The seed of this apricot was originally brought to England in the late 1800’s from a gardener that had lived in India. The heavy yields and ability to resist disease in its new high humidity environment was a rare discovery. It eventually found its way to southern California and became a cultivar which is still grown today for drying. It has lasted generations both in seed and cultivar form. Our seedlings are produced using seeds from the original grafted trees. These can be used as ornamentals, fruit production and pollination purposes for other apricots. Despite its origins, this is a completely hardy apricot in Michigan and does well in our soil. It is one of the more vigorous growing strains we have tested so far. We winnow out the seedlings that winter damage or look weak in any way. The trees tend to produce side branching at an early age which indicates early fruitfulness.Fruiting begins from 4-6 years from seedling when the trees reach 8-10 ft. tall.
|Genus & Species||Prunus armeniaca|
|Seed Source||India-California Seeds sourced in U.S.|
|Hardiness||-10 F to -15 F|
|Pollination Requirements||Self fertile. Will produce more fruit with 2 plants or any other apricot.|
|Soil||A species that does best in sandy rather rocky soil.|
|Climate||Zone 6-9. Fluctuating winter and spring temperatures are rough on fruiting.|

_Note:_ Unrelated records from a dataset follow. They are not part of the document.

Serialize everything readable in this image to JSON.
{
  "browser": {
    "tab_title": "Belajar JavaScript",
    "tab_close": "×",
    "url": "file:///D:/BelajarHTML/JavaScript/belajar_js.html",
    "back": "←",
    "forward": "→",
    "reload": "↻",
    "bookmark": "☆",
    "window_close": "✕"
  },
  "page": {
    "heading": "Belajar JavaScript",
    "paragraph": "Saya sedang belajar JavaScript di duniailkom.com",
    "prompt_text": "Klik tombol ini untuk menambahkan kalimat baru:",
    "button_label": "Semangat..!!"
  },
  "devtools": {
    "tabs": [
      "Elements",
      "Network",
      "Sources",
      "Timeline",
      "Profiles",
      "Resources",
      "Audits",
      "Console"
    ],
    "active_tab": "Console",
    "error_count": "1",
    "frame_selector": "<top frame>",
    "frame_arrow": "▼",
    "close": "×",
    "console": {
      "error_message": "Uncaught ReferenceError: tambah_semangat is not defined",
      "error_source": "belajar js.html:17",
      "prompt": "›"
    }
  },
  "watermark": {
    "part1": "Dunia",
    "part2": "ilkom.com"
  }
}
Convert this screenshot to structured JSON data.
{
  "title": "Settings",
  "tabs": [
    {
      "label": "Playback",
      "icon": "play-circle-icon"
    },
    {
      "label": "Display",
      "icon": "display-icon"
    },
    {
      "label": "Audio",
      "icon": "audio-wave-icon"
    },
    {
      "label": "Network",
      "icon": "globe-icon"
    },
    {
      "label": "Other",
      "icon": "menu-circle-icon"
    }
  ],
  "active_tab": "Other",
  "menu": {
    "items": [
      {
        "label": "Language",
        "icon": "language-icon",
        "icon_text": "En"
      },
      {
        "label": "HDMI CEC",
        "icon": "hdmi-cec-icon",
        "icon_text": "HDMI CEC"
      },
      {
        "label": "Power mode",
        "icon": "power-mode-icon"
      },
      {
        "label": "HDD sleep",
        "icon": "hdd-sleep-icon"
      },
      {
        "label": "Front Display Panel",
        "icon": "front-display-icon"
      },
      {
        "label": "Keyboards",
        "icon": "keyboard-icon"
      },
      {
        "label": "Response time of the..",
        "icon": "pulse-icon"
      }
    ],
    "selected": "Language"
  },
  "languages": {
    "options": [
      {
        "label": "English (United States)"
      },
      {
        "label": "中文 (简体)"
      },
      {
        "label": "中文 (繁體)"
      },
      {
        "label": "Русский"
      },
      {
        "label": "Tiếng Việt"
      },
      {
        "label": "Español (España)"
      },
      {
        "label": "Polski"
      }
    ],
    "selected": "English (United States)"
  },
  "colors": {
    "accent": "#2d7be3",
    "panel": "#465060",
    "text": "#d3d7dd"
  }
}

|Ease of Cultivation||Tricky to set fruit due to early frosts. Easy to grow. Extremely durable species.|